While the overall circuit has barely changed in 50+ years, Electro-Harmonix was legendary for changing the part values on a whim throughout that time while never advertising the new versions as being different than previous ones. There are around 20 notable variants and many more minor variations within those, with nearly every part in the circuit being tweaked at some point or another.
The Big Muff is a pretty easy build and there aren’t a lot of things that can be messed up. There’s no biasing or gain sorting for the transistors, and no rare or specialized parts. It’s endlessly tweakable, with dozens of different variants that can be replicated by substituting a few parts. For this reason, it’s become a very popular DIY build—something of a rite of passage for those getting into the hobby.
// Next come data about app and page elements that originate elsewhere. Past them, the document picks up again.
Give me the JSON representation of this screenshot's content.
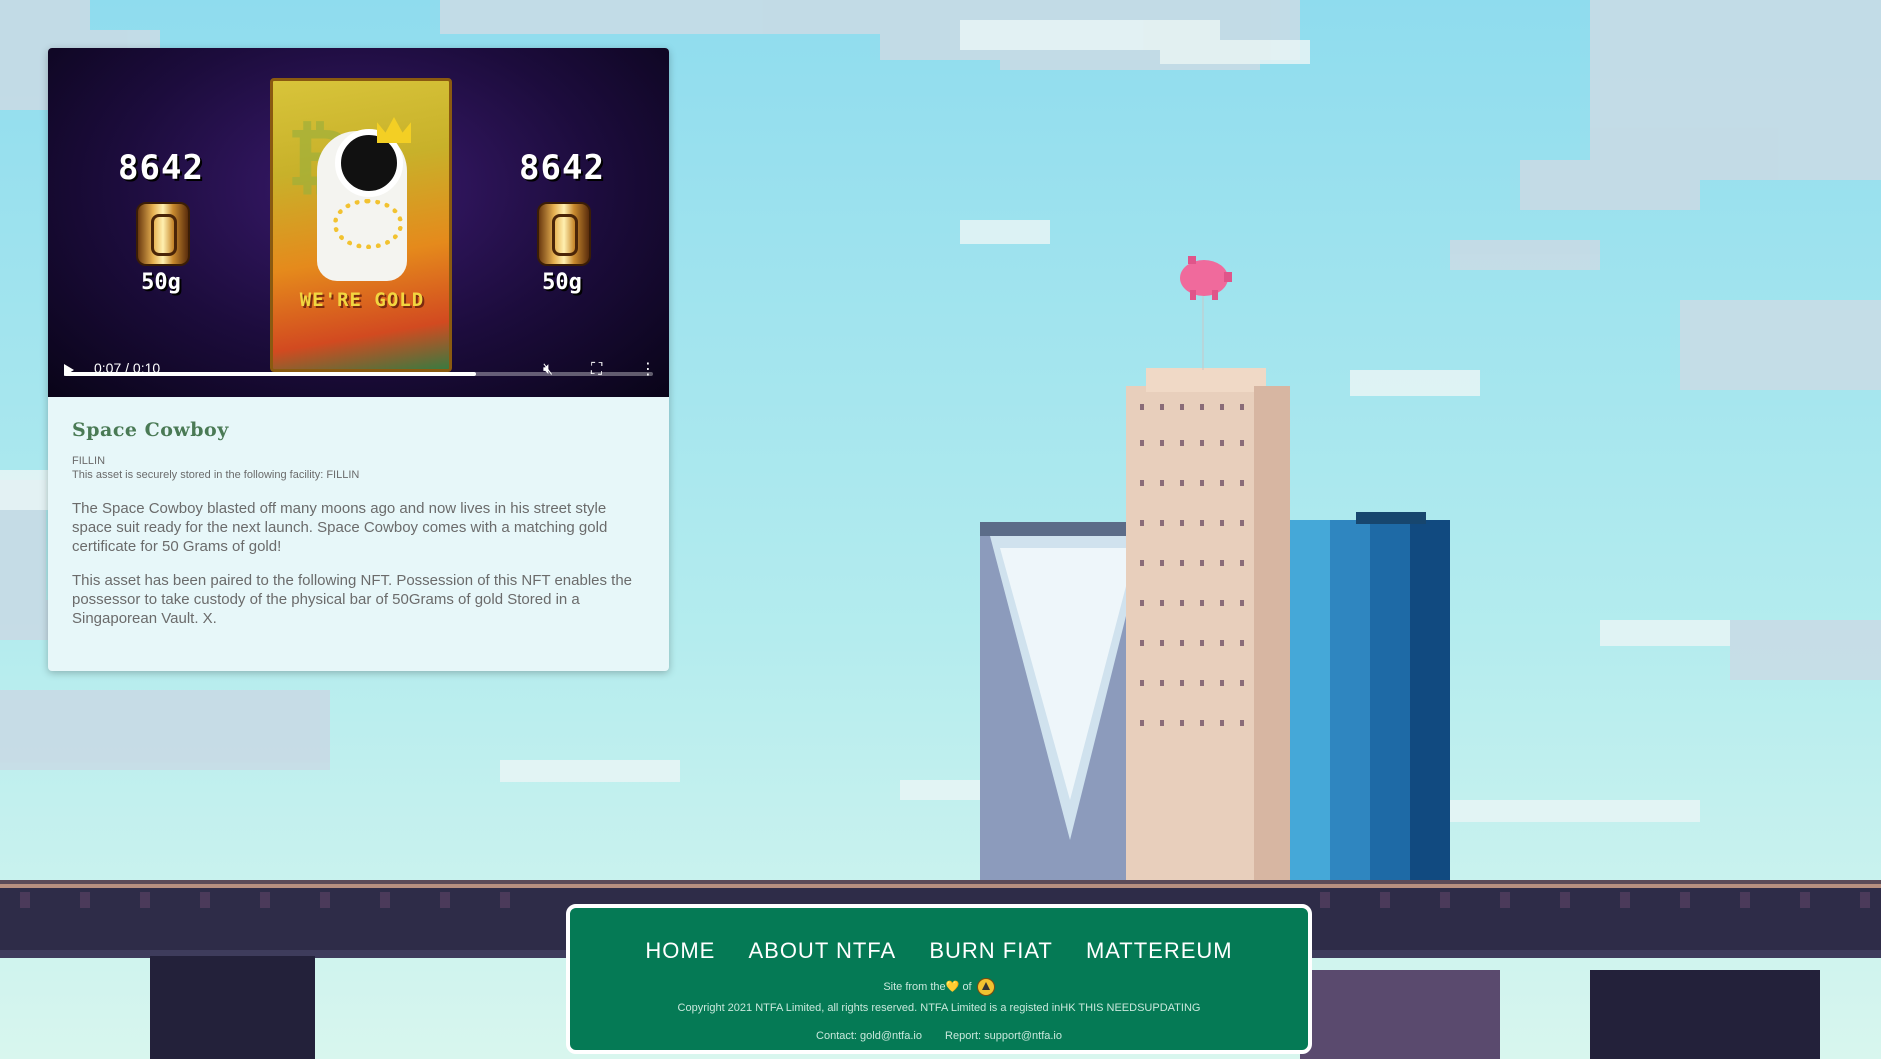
{
  "nft": {
    "counter_left": "8642",
    "counter_right": "8642",
    "weight_left": "50g",
    "weight_right": "50g",
    "art_caption": "WE'RE GOLD",
    "title": "Space Cowboy",
    "location": "FILLIN",
    "storage_note": "This asset is securely stored in the following facility: FILLIN",
    "description": "The Space Cowboy blasted off many moons ago and now lives in his street style space suit ready for the next launch. Space Cowboy comes with a matching gold certificate for 50 Grams of gold!",
    "pairing": "This asset has been paired to the following NFT. Possession of this NFT enables the possessor to take custody of the physical bar of 50Grams of gold Stored in a Singaporean Vault. X."
  },
  "video": {
    "time": "0:07 / 0:10",
    "progress": 0.7,
    "icons": [
      "play-icon",
      "mute-icon",
      "fullscreen-icon",
      "more-options-icon"
    ]
  },
  "footer": {
    "nav": [
      "HOME",
      "ABOUT NTFA",
      "BURN FIAT",
      "MATTEREUM"
    ],
    "made_prefix": "Site from the",
    "made_heart": "💛",
    "made_of": "of",
    "copyright": "Copyright 2021 NTFA Limited, all rights reserved. NTFA Limited is a registed inHK THIS NEEDSUPDATING",
    "contact": "Contact: gold@ntfa.io",
    "report": "Report: support@ntfa.io"
  },
  "colors": {
    "sky": "#8ee0ee",
    "footer_bg": "#057a55",
    "title_green": "#4a7a55"
  }
}
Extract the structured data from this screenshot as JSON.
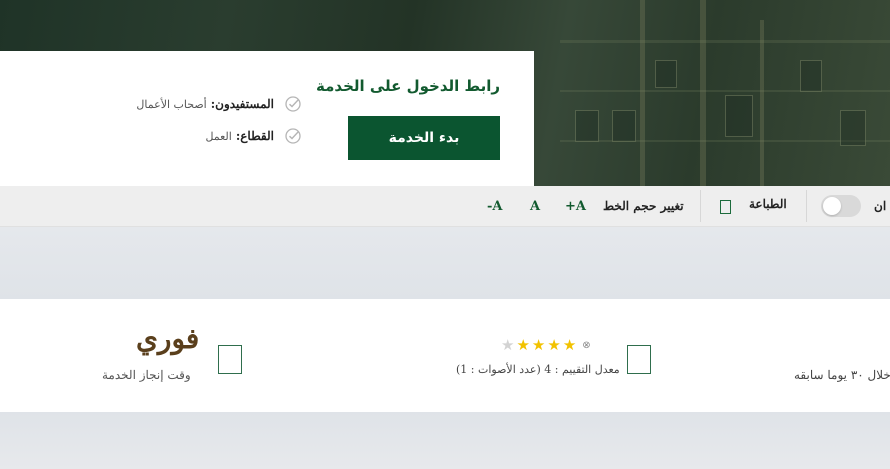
{
  "service_card": {
    "login_title": "رابط الدخول على الخدمة",
    "start_button": "بدء الخدمة",
    "beneficiaries_label": "المستفيدون:",
    "beneficiaries_value": "أصحاب الأعمال",
    "sector_label": "القطاع:",
    "sector_value": "العمل"
  },
  "toolbar": {
    "toggle_label_partial": "ان",
    "print_label": "الطباعة",
    "font_size_label": "تغيير حجم الخط",
    "font_increase": "A+",
    "font_normal": "A",
    "font_decrease": "A-"
  },
  "stats": {
    "speed_value": "فوري",
    "speed_label": "وقت إنجاز الخدمة",
    "rating_text": "معدل التقييم : 4 (عدد الأصوات : 1)",
    "rating": 4,
    "rating_max": 5,
    "period_text_partial": "خلال ٣٠ يوما سابقه"
  },
  "colors": {
    "primary_green": "#0b5530",
    "title_green": "#125a2f",
    "star_on": "#f2c200",
    "speed_brown": "#5a3f1c"
  },
  "icons": [
    "check-circle-icon",
    "print-icon",
    "clock-icon",
    "rating-icon",
    "reset-icon",
    "star-icon"
  ]
}
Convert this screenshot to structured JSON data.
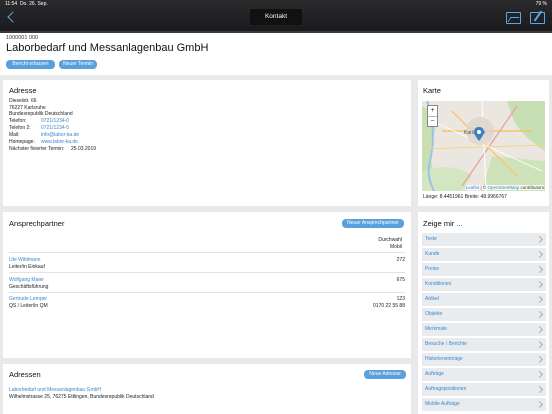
{
  "status": {
    "time": "11:54",
    "date": "Do. 26. Sep.",
    "battery": "79 %"
  },
  "nav": {
    "title": "Kontakt"
  },
  "customer": {
    "number": "1000001 000",
    "name": "Laborbedarf und Messanlagenbau GmbH",
    "report_button": "Bericht erfassen",
    "appointment_button": "Neuer Termin"
  },
  "address_card": {
    "title": "Adresse",
    "street": "Dieselstr. 66",
    "city": "76227 Karlsruhe",
    "country": "Bundesrepublik Deutschland",
    "phone_label": "Telefon:",
    "phone": "0721/1234-0",
    "phone2_label": "Telefon 2:",
    "phone2": "0721/1234-5",
    "mail_label": "Mail:",
    "mail": "info@labor-ka.de",
    "homepage_label": "Homepage:",
    "homepage": "www.labor-ka.de",
    "next_label": "Nächster fixierter Termin:",
    "next_value": "25.03.2019"
  },
  "map_card": {
    "title": "Karte",
    "zoom_in": "+",
    "zoom_out": "−",
    "attribution_leaflet": "Leaflet",
    "attribution_sep": " | © ",
    "attribution_osm": "OpenStreetMap",
    "attribution_tail": " contributors",
    "coords": "Länge:  8.4451961   Breite:  48.9966767",
    "city_label": "Karlsruhe"
  },
  "contacts": {
    "title": "Ansprechpartner",
    "new_button": "Neuer Ansprechpartner",
    "col_head_1": "Durchwahl",
    "col_head_2": "Mobil",
    "people": [
      {
        "name": "Ute Wildmann",
        "role": "Leiter/in Einkauf",
        "ext": "272",
        "mobile": ""
      },
      {
        "name": "Wolfgang Maier",
        "role": "Geschäftsführung",
        "ext": "675",
        "mobile": ""
      },
      {
        "name": "Gertrude Lemper",
        "role": "QS / Leiter/in QM",
        "ext": "123",
        "mobile": "0170 22 55 88"
      }
    ]
  },
  "addresses": {
    "title": "Adressen",
    "new_button": "Neue Adresse",
    "item_name": "Laborbedarf und Messanlagenbau GmbH",
    "item_addr": "Wilhelmstrasse 25, 76275 Ettlingen, Bundesrepublik Deutschland"
  },
  "showme": {
    "title": "Zeige mir ...",
    "items": [
      "Texte",
      "Kunde",
      "Preise",
      "Konditionen",
      "Artikel",
      "Objekte",
      "Merkmale",
      "Besuche / Berichte",
      "Historieneinträge",
      "Aufträge",
      "Auftragspositionen",
      "Mobile Aufträge"
    ]
  },
  "colors": {
    "accent": "#5aa0dc",
    "link": "#3f86c9",
    "navbar": "#1f1f22"
  }
}
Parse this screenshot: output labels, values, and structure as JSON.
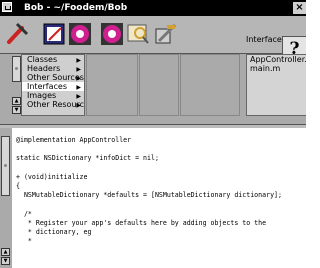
{
  "window": {
    "title": "Bob - ~/Foodem/Bob",
    "close_glyph": "×"
  },
  "toolbar": {
    "buttons": [
      {
        "name": "build-icon",
        "color": "#cc2222"
      },
      {
        "name": "edit-icon",
        "color": "#2a2a7a"
      },
      {
        "name": "run-icon",
        "color": "#d02090"
      },
      {
        "name": "debug-icon",
        "color": "#d02090"
      },
      {
        "name": "find-icon",
        "color": "#d0a030"
      },
      {
        "name": "clean-icon",
        "color": "#777777"
      }
    ],
    "current_section": "Interfaces",
    "help_glyph": "?"
  },
  "browser": {
    "categories": [
      {
        "label": "Classes",
        "selected": false
      },
      {
        "label": "Headers",
        "selected": false
      },
      {
        "label": "Other Sources",
        "selected": false
      },
      {
        "label": "Interfaces",
        "selected": true
      },
      {
        "label": "Images",
        "selected": false
      },
      {
        "label": "Other Resource",
        "selected": false
      }
    ],
    "files": [
      "AppController.m",
      "main.m"
    ]
  },
  "editor": {
    "code": "@implementation AppController\n\nstatic NSDictionary *infoDict = nil;\n\n+ (void)initialize\n{\n  NSMutableDictionary *defaults = [NSMutableDictionary dictionary];\n\n  /*\n   * Register your app's defaults here by adding objects to the\n   * dictionary, eg\n   *"
  }
}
It’s also a great way to experiment and learn how simple audio circuits work, because almost any part substitution will have some sort of audible effect.
The Halo is a faithful recreation of the Big Muff, allowing any standard variant to be built. A versions spreadsheet compiles all the different variants so you can easily see which parts to substitute if you want to build a Triangle, Ram’s Head, Civil War, or more than a dozen other flavors.
Also included is a midrange switch that allows for the stock mid-scoop tone, a flat midrange response, or boosted midrange. The mid-scoop tone is 100% identical to the Big Muff circuit, but it allows two extra modes if you find that it’s getting lost in the mix.